The pictures must be left out, while the rest of the data is copied exactly.

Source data
+ + + + +

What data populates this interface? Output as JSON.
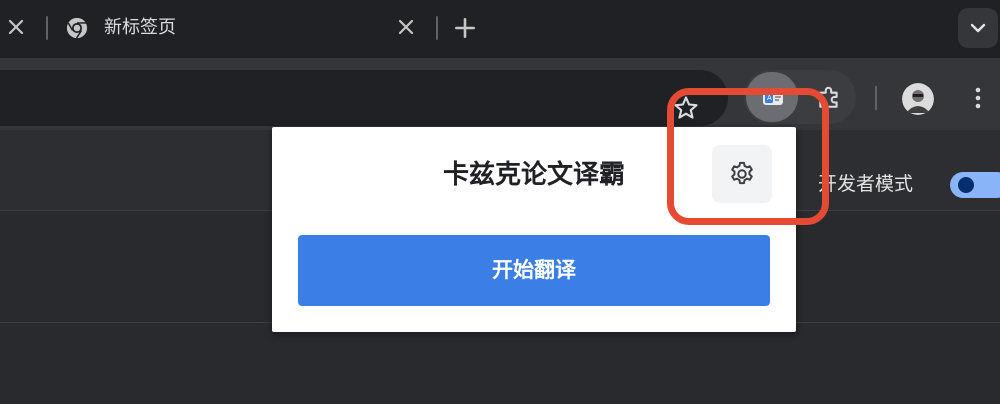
{
  "browser": {
    "tab": {
      "title": "新标签页"
    },
    "colors": {
      "frame": "#202124",
      "toolbar": "#35363a",
      "accent": "#8ab4f8"
    }
  },
  "toolbar": {
    "icons": [
      "star-icon",
      "translate-extension-icon",
      "puzzle-icon",
      "avatar",
      "more-vert-icon"
    ]
  },
  "page": {
    "dev_mode_label": "开发者模式",
    "dev_mode_on": true
  },
  "popup": {
    "title": "卡兹克论文译霸",
    "translate_button": "开始翻译",
    "button_color": "#3a7ee6"
  },
  "annotation": {
    "highlight_color": "#e54a34"
  }
}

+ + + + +

- _Answer box_:
What data populates this interface? Output as JSON.
{
  "browser": {
    "tab": {
      "title": "新标签页"
    },
    "colors": {
      "frame": "#202124",
      "toolbar": "#35363a",
      "accent": "#8ab4f8"
    }
  },
  "toolbar": {
    "icons": [
      "star-icon",
      "translate-extension-icon",
      "puzzle-icon",
      "avatar",
      "more-vert-icon"
    ]
  },
  "page": {
    "dev_mode_label": "开发者模式",
    "dev_mode_on": true
  },
  "popup": {
    "title": "卡兹克论文译霸",
    "translate_button": "开始翻译",
    "button_color": "#3a7ee6"
  },
  "annotation": {
    "highlight_color": "#e54a34"
  }
}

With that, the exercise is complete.